The UN has made it clear the Government’s austerity programme breaches human rights. This is not because of spending cuts - it is because because those spending cuts target women and disadvantaged groups, particularly disabled people and asylum seekers.

The degree of injustice is staggering. The Coalition Government used a combination of tax increases and benefit cuts to reduce the net income of the poorest tenth of families by 9 per cent. The cuts faced by disabled people are even more extreme. For instance, more than half a million people have lost social care in England (a cut of over 30 per cent). Asylum seekers are now deprived of basic services.
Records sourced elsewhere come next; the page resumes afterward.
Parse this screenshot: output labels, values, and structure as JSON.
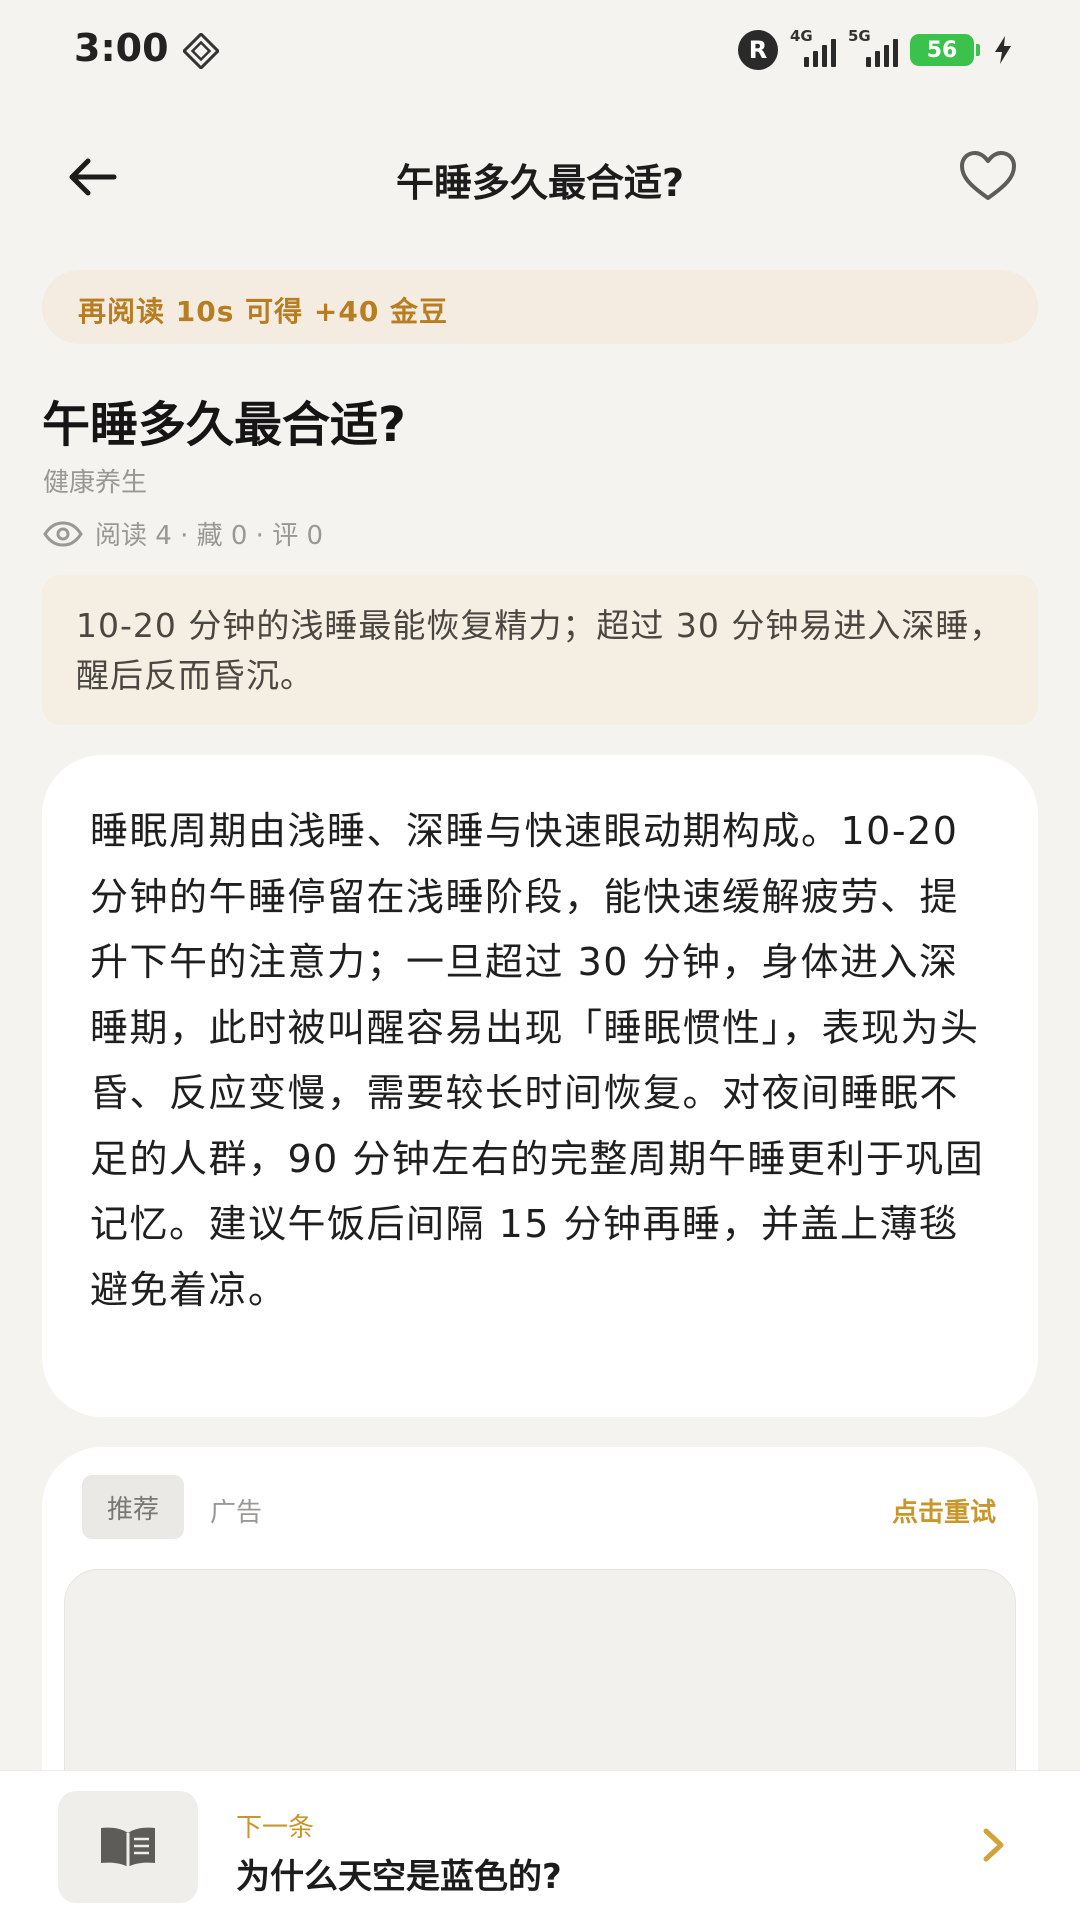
{
  "status_bar": {
    "time": "3:00",
    "r_badge": "R",
    "signal1_label": "4G",
    "signal2_label": "5G",
    "battery": "56"
  },
  "header": {
    "title": "午睡多久最合适?",
    "back_icon": "arrow-left-icon",
    "favorite_icon": "heart-icon"
  },
  "reward": {
    "text": "再阅读 10s 可得 +40 金豆"
  },
  "article": {
    "title": "午睡多久最合适?",
    "category": "健康养生",
    "meta": "阅读 4 · 藏 0 · 评 0",
    "summary": "10-20 分钟的浅睡最能恢复精力；超过 30 分钟易进入深睡，醒后反而昏沉。",
    "body": "睡眠周期由浅睡、深睡与快速眼动期构成。10-20 分钟的午睡停留在浅睡阶段，能快速缓解疲劳、提升下午的注意力；一旦超过 30 分钟，身体进入深睡期，此时被叫醒容易出现「睡眠惯性」，表现为头昏、反应变慢，需要较长时间恢复。对夜间睡眠不足的人群，90 分钟左右的完整周期午睡更利于巩固记忆。建议午饭后间隔 15 分钟再睡，并盖上薄毯避免着凉。"
  },
  "recommend": {
    "tab_recommend": "推荐",
    "tab_ad": "广告",
    "retry": "点击重试"
  },
  "next": {
    "label": "下一条",
    "title": "为什么天空是蓝色的?"
  },
  "colors": {
    "accent": "#c9962c",
    "reward_text": "#b77d20",
    "battery": "#3bc24d"
  }
}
The injustice is also extremely regional, with the deepest cuts falling on Labour heartlands. Today’s austerity comes after decades of decline and neglect by Westminster. Two places that will be most harmed by the next round of cuts are Blackpool (pictured) and Blackburn. These are also places where Labour saw its voters turn to UKIP in 2015, and where the Leave vote was strong.

Unscrupulous leaders don’t confront real problems, instead they offer people scapegoats. Today’s scapegoats are immigrants, asylum seekers, people from ethnic minorities and disabled people. It takes real courage, the kind of courage the late MP Jo Cox showed, not to appease this prejudice, but to challenge it.

The harm caused by austerity is no surprise to Labour MPs. The Centre for Welfare Reform, and many others, have been publishing reports describing the severity and unfairness of the cuts since 2010. Yet, during the Coalition Government, it felt as if Labour’s desire to appear "responsible" led  Labour to distance itself from disadvantaged groups. This austerity-lite strategy was an electoral disaster.

Even more worrying, many of the policies criticised by the UN were created by New Labour or supported by Labour in opposition. The loathed Work Capability Assessment, which is now linked to an increase in suicides, was first developed under New Labour. Only a minority of Labour MPs voted against many of the Government’s so-called "welfare reforms". 

Recently things appeared to improve. For instance, John McDonnell, always an effective ally of disabled people, had begun to take the Government to task for its attacks on the income’s of disabled people. Not only did the media get interested, but even some Tories started to rebel. This is what moral leadership looks like.

Now it looks like Labour is going to lose the plot again. Certainly, to be electable, Labour needs coherent policies, good communication and a degree of self-discipline. But more than this Labour needs to be worth voting for. Without a clear commitment to justice and the courage to speak out on behalf of those most disadvantaged, then Labour is worthless. Its support will disappear, either to the extreme Right or to parties that are prepared to defend human rights.

Dr Simon Duffy is the director of the Centre for Welfare Reform